You can try to counteract these problems by having rational people at the tip of the spear who apply the decision with flexibility and humor.  That way, something that becomes completely impractical is not rammed down the throats of the team.  It is very hard to create a culture at scale that works this way; it is just a lot easier to be rigid than to be thoughtful, and people are inclined to be lazy.  Also, someone is much less likely to get into trouble for applying a policy than for setting it aside, and many people are very risk averse.

By all means, try to do this .. but don’t be surprised if it fails a lot.

Enter the Dimwit Duration

The only real cure I’ve ever seen for the bad decisions that slip through is to minimize what I call the “dimwit duration”.  This is the period of time that the stupid implementation of a decision stands, before somebody with the power to undo it finds out and can fix it.  Now a lot of factors play into this:

  • How often the decision maker meets and talks to the people who implement their ideas
  • How much power and authority is pushed down the organization
  • How detail-oriented and open-minded the decision makers are about what’s really going on
  • How egregious the decision is and how many people are affected
  • Where the team falls on the culture spectrum between “ruthless candor” and “sir, yes sir”.

The size of the team also has a lot to do with it – it’s one of the many reasons that I like smaller teams, where the doers and the leaders bump into each other often and know each other well enough to be honest.  In many large organizations, they never really do meet, and bad decisions can persist forever.  People can fall into a sense of despair that sanity will prevail, and you get the kind of bureaucratic inertia that Kafka satirized so effectively, with everybody just marching along.
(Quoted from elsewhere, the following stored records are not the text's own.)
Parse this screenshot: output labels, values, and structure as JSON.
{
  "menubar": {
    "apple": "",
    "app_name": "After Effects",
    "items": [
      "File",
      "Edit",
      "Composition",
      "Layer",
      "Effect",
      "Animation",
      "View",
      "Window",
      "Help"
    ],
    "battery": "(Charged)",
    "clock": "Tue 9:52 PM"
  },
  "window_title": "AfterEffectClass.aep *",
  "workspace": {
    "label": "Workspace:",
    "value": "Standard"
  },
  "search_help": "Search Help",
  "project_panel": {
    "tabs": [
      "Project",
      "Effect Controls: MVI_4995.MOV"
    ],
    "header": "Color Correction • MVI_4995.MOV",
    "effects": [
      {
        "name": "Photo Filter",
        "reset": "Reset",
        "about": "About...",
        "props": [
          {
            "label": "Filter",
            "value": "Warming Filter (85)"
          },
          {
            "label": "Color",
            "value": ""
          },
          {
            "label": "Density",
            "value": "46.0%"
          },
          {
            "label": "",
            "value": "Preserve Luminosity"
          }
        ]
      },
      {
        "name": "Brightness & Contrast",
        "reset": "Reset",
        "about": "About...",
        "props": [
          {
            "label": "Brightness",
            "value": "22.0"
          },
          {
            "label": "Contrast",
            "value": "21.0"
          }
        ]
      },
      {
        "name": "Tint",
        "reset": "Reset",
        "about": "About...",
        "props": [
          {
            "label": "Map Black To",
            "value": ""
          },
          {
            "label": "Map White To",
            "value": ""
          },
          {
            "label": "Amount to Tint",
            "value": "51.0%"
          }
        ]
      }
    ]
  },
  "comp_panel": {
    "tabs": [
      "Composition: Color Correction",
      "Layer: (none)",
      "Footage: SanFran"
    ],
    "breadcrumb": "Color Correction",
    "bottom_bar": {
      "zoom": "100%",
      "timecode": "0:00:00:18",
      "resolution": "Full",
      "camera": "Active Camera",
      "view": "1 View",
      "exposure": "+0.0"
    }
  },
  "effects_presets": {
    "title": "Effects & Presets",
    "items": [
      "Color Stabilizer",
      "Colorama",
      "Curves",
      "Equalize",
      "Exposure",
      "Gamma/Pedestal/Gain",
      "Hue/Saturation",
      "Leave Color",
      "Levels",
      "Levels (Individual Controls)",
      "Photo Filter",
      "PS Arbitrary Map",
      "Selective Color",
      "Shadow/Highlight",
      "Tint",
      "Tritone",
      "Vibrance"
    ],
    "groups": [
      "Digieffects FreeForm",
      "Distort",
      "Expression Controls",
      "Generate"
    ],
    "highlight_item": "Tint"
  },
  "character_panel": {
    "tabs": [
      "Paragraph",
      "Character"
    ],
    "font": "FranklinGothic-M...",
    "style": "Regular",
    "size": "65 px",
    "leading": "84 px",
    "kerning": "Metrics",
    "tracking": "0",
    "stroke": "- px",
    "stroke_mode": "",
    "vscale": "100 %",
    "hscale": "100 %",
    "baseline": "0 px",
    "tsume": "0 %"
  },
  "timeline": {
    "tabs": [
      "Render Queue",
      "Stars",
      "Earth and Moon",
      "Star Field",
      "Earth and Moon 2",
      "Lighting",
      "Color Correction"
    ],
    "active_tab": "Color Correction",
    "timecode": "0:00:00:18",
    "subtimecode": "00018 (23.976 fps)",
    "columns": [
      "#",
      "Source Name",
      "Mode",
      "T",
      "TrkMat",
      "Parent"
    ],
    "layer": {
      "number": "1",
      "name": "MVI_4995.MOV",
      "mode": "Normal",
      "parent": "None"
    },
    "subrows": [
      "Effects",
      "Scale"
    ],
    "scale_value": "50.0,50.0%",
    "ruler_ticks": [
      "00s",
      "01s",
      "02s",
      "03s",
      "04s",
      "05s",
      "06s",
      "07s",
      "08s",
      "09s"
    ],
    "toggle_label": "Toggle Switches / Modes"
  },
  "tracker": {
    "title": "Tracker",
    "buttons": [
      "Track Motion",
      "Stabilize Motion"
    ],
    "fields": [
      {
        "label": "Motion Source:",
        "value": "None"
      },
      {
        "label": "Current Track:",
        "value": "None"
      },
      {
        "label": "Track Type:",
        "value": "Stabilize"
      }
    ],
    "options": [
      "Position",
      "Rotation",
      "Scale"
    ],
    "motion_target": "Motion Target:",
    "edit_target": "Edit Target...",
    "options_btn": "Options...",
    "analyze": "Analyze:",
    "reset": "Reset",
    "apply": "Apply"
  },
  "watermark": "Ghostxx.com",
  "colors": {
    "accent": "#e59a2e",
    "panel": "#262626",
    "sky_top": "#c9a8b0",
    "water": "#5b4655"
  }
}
What’s the Dimwit Duration on your team, and what are you doing to shorten it?

100x – Primal Sweet Spot

I’ve always loved being part of teams that are around 100 people.  For years, this was the classic size of a product unit at Microsoft – if you were in one that ran well, it was great.  The team had enough people to really get something done – most of the medium sized products at the company used to be created and built by teams around this size.  Everyone pretty much knew everybody else.  And everyone knew how to get any decision landed – you could always go to the person running the product unit and they could make the call.  You ran into that person pretty often since everyone was physically pretty close together.  The second startup I was in grew to be about this size, and it felt really good in terms of getting things done.

I watched Microsoft evolve from these kinds of teams to much larger ones, and I saw how hard it was to make those larger teams move with the same kind of speed and conviction that product units used to have.  I was moved to do a little research, and was intrigued to find that 100 seems to be a sweet spot generally for primates.  Pre-industrial human tribes were (and are) often around this size.  In visiting Africa, I noticed that baboon tribes commonly have 50-100 individuals, and some poking around on the web confirmed that this is true of other tribal primates like chimpanzees.  Because clan-based primates are intensely status-conscious social creatures, we want to be and to feel connected to the social structure that we inhabit.  Without any technology for communicating further than voice can reach, the status structure of the organization is dependent on personal interaction.  Individuals want to know how they are connected to each other and to feel a sense of membership, and direct physical interaction is a key part of that feeling.  We like to think we have evolved unrecognizably from our origins, but there is a mountain of evidence showing how deeply those early evolutionary experiences continue to shape our behavior today.

Recently, I discovered that there has been some research that supports this idea – there is a concept called “Dunbar’s number” that shows the cognitive limit on the number of people that somebody can have a stable relationship with.  150 is a common number that people have proposed for it.

What it all boils down to for me is that I really like being part of a team this size.  This section talks about ways to make them run effectively.  Have you found this to be a sweet spot for you, too?

%d bloggers like this: